Back to the toaster: if we insist on letting "intelligence" be appropriated for devices that present any useful behavior, then what happens? Now what do we tell our children? "Hey, you're intelligent, Johnny!" The kid walks away thinking he or she has been equated to the toaster or the thermostat when of course, they are nothing at all like either one.
Intelligence is not — not quite yet, anyway — all that squishy a word. Unless we let the thermostat manufacturers, the stock-trading algorithm people, the video game manufacturers and so on appropriate the word for a wide range of decidedly less-than-intelligent playing fields. Then "intelligence" isn't just a word that is already squishy within an Einstein-to-mouse range, it has basically become meaningless. It will be of no use whatsoever in describing the achievement of what we are actually talking about, which is an entity with thinking capacity on par with a functional animal, and hopefully recognizably well up that scale.
Once we get there, we can start somewhere near the mouse end and measure, hopefully to, and past, the Einstein metric. We can then worry about what squish there might be. We aren't there. We're not anywhere near.
We have AI research. That means we're looking at the task. We're trying to figure it out. The process has provided many useful and interesting insights and spinoff technologies. But it has not provided us with intelligence. Not yet. There is no AI. There is only AI research.
Right now, when someone tells you "my product / thing uses AI" what they actually are telling you is that it makes decisions of an extremely limited and predetermined kind and chooses one course of calculated results over another based on a very restricted range and character of input data. No more than that. This process is described by the word "algorithm" or more generally, a useful program. In hardware terms, such as in the case of today's NN based systems, these are capable of very, very limited functionality; they cannot think in any sense of the word. To put it into perspective, when it comes to intelligence, a mouse looks like the finest computer as compared to the stone knives and bearskins of the algorithm or neural net, no matter if the neural network was built in hardware or constructed using algorithmic building blocks within a more general purpose computing engine.
When the hardware and/or software gets reasonably close to "mouse" then the squish can meaningfully begin. It does not begin at "toaster" or "thermostat" or "spreadsheet" or "chemical plant manufacturing controller" or even "weather prediction." If we are that squishy with the word intelligence, we have stripped it of useful meaning. It's 3D TV all over again.

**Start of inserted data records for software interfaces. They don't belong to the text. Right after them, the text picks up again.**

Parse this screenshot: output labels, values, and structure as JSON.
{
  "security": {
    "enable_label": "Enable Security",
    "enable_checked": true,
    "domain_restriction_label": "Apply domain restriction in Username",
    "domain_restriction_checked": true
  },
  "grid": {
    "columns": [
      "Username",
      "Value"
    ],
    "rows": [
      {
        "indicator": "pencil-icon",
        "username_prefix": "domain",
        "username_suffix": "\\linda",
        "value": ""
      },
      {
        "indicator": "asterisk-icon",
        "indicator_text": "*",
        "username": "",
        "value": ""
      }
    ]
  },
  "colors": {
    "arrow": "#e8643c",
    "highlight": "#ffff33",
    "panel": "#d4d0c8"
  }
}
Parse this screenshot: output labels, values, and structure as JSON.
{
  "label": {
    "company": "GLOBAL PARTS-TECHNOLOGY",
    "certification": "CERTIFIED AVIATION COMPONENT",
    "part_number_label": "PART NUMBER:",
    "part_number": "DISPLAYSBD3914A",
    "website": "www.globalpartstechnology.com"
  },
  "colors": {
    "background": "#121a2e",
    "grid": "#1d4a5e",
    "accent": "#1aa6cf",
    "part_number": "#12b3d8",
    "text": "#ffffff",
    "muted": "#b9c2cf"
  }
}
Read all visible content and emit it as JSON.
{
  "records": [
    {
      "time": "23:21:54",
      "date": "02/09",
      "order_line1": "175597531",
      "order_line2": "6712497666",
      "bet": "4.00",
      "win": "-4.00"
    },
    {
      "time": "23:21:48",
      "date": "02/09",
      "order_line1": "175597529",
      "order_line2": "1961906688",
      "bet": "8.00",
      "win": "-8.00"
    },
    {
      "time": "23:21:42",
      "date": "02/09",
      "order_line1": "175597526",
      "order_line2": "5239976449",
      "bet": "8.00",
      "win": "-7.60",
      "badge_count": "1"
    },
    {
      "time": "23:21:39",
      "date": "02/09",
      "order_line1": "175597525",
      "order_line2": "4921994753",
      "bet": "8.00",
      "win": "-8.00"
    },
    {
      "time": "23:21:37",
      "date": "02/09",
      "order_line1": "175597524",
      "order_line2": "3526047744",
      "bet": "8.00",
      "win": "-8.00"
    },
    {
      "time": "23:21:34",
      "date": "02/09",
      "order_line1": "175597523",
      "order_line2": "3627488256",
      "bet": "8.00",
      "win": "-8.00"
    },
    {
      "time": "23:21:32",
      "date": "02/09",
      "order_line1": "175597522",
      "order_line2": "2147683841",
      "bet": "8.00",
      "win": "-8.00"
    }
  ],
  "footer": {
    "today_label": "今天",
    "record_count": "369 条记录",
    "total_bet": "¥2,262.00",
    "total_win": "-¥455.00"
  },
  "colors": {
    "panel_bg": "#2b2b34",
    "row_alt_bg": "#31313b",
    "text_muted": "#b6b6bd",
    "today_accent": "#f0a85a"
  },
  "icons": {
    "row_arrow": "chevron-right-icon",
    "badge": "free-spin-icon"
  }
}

Wow! It's 3D! The only correct answer is no. It isn't. In much the same way, there is no AI at this point in time. There is only AI research.
None of this should in any way be construed as making an argument that we won't manage to create AI. I am as certain as I can be that we will indeed do so, given only that our technological capabilities and freedom to research the matter do not go up in smoke in the near future. We understand a lot more about the problem than we did before, and we're learning more every day. I'm just saying we're not there now, and when we get there, we don't want to be in the position the makers of 3D imaging systems are in today, with the very words that accurately describe a significant achievement stripped of all useful meaning.